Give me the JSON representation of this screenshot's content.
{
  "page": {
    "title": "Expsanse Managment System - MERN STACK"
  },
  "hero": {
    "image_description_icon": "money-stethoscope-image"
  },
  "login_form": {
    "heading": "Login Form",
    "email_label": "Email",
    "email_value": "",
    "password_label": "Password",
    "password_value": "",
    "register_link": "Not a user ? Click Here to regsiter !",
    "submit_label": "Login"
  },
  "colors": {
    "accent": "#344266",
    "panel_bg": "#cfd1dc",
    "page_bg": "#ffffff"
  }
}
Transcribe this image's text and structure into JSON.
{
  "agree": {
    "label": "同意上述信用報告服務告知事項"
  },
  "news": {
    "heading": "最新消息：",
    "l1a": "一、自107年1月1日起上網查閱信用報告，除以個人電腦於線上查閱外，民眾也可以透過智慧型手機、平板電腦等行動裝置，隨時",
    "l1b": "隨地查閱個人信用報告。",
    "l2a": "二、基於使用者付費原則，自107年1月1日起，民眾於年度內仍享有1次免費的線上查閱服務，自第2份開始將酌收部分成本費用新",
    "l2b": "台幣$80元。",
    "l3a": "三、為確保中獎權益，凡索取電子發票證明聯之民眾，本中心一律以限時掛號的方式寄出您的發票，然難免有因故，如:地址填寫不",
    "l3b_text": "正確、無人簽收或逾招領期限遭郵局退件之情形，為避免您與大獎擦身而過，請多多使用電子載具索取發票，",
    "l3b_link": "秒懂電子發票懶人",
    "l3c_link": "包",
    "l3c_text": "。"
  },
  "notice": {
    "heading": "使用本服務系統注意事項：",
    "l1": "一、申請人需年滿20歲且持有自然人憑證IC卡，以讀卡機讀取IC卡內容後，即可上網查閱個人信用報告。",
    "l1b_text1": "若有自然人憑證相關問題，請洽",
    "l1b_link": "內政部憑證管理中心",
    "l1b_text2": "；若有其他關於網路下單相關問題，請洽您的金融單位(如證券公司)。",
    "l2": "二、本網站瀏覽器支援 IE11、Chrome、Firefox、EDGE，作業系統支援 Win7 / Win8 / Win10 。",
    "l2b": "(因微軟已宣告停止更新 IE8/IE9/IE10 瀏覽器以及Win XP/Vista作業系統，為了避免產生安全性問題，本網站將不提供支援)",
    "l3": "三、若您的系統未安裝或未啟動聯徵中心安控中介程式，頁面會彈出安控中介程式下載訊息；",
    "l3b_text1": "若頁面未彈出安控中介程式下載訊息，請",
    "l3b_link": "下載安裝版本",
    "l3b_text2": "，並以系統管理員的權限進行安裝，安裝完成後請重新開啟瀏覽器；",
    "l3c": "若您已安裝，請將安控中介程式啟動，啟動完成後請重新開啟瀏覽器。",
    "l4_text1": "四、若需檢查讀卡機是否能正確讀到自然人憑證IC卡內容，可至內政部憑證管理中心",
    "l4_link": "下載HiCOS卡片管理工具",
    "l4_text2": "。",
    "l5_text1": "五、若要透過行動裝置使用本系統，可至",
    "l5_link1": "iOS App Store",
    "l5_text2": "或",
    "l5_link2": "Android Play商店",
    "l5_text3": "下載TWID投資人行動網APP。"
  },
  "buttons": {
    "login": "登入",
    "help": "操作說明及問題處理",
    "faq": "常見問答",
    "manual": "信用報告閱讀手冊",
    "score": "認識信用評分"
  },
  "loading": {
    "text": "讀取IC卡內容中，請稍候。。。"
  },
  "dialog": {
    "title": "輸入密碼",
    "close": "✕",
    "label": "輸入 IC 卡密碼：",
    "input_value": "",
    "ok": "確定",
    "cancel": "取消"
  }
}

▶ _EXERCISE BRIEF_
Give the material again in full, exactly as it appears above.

▶ _TASK RESULT_
Give me the JSON representation of this screenshot's content.
{
  "page": {
    "title": "Expsanse Managment System - MERN STACK"
  },
  "hero": {
    "image_description_icon": "money-stethoscope-image"
  },
  "login_form": {
    "heading": "Login Form",
    "email_label": "Email",
    "email_value": "",
    "password_label": "Password",
    "password_value": "",
    "register_link": "Not a user ? Click Here to regsiter !",
    "submit_label": "Login"
  },
  "colors": {
    "accent": "#344266",
    "panel_bg": "#cfd1dc",
    "page_bg": "#ffffff"
  }
}
Transcribe this image's text and structure into JSON.
{
  "agree": {
    "label": "同意上述信用報告服務告知事項"
  },
  "news": {
    "heading": "最新消息：",
    "l1a": "一、自107年1月1日起上網查閱信用報告，除以個人電腦於線上查閱外，民眾也可以透過智慧型手機、平板電腦等行動裝置，隨時",
    "l1b": "隨地查閱個人信用報告。",
    "l2a": "二、基於使用者付費原則，自107年1月1日起，民眾於年度內仍享有1次免費的線上查閱服務，自第2份開始將酌收部分成本費用新",
    "l2b": "台幣$80元。",
    "l3a": "三、為確保中獎權益，凡索取電子發票證明聯之民眾，本中心一律以限時掛號的方式寄出您的發票，然難免有因故，如:地址填寫不",
    "l3b_text": "正確、無人簽收或逾招領期限遭郵局退件之情形，為避免您與大獎擦身而過，請多多使用電子載具索取發票，",
    "l3b_link": "秒懂電子發票懶人",
    "l3c_link": "包",
    "l3c_text": "。"
  },
  "notice": {
    "heading": "使用本服務系統注意事項：",
    "l1": "一、申請人需年滿20歲且持有自然人憑證IC卡，以讀卡機讀取IC卡內容後，即可上網查閱個人信用報告。",
    "l1b_text1": "若有自然人憑證相關問題，請洽",
    "l1b_link": "內政部憑證管理中心",
    "l1b_text2": "；若有其他關於網路下單相關問題，請洽您的金融單位(如證券公司)。",
    "l2": "二、本網站瀏覽器支援 IE11、Chrome、Firefox、EDGE，作業系統支援 Win7 / Win8 / Win10 。",
    "l2b": "(因微軟已宣告停止更新 IE8/IE9/IE10 瀏覽器以及Win XP/Vista作業系統，為了避免產生安全性問題，本網站將不提供支援)",
    "l3": "三、若您的系統未安裝或未啟動聯徵中心安控中介程式，頁面會彈出安控中介程式下載訊息；",
    "l3b_text1": "若頁面未彈出安控中介程式下載訊息，請",
    "l3b_link": "下載安裝版本",
    "l3b_text2": "，並以系統管理員的權限進行安裝，安裝完成後請重新開啟瀏覽器；",
    "l3c": "若您已安裝，請將安控中介程式啟動，啟動完成後請重新開啟瀏覽器。",
    "l4_text1": "四、若需檢查讀卡機是否能正確讀到自然人憑證IC卡內容，可至內政部憑證管理中心",
    "l4_link": "下載HiCOS卡片管理工具",
    "l4_text2": "。",
    "l5_text1": "五、若要透過行動裝置使用本系統，可至",
    "l5_link1": "iOS App Store",
    "l5_text2": "或",
    "l5_link2": "Android Play商店",
    "l5_text3": "下載TWID投資人行動網APP。"
  },
  "buttons": {
    "login": "登入",
    "help": "操作說明及問題處理",
    "faq": "常見問答",
    "manual": "信用報告閱讀手冊",
    "score": "認識信用評分"
  },
  "loading": {
    "text": "讀取IC卡內容中，請稍候。。。"
  },
  "dialog": {
    "title": "輸入密碼",
    "close": "✕",
    "label": "輸入 IC 卡密碼：",
    "input_value": "",
    "ok": "確定",
    "cancel": "取消"
  }
}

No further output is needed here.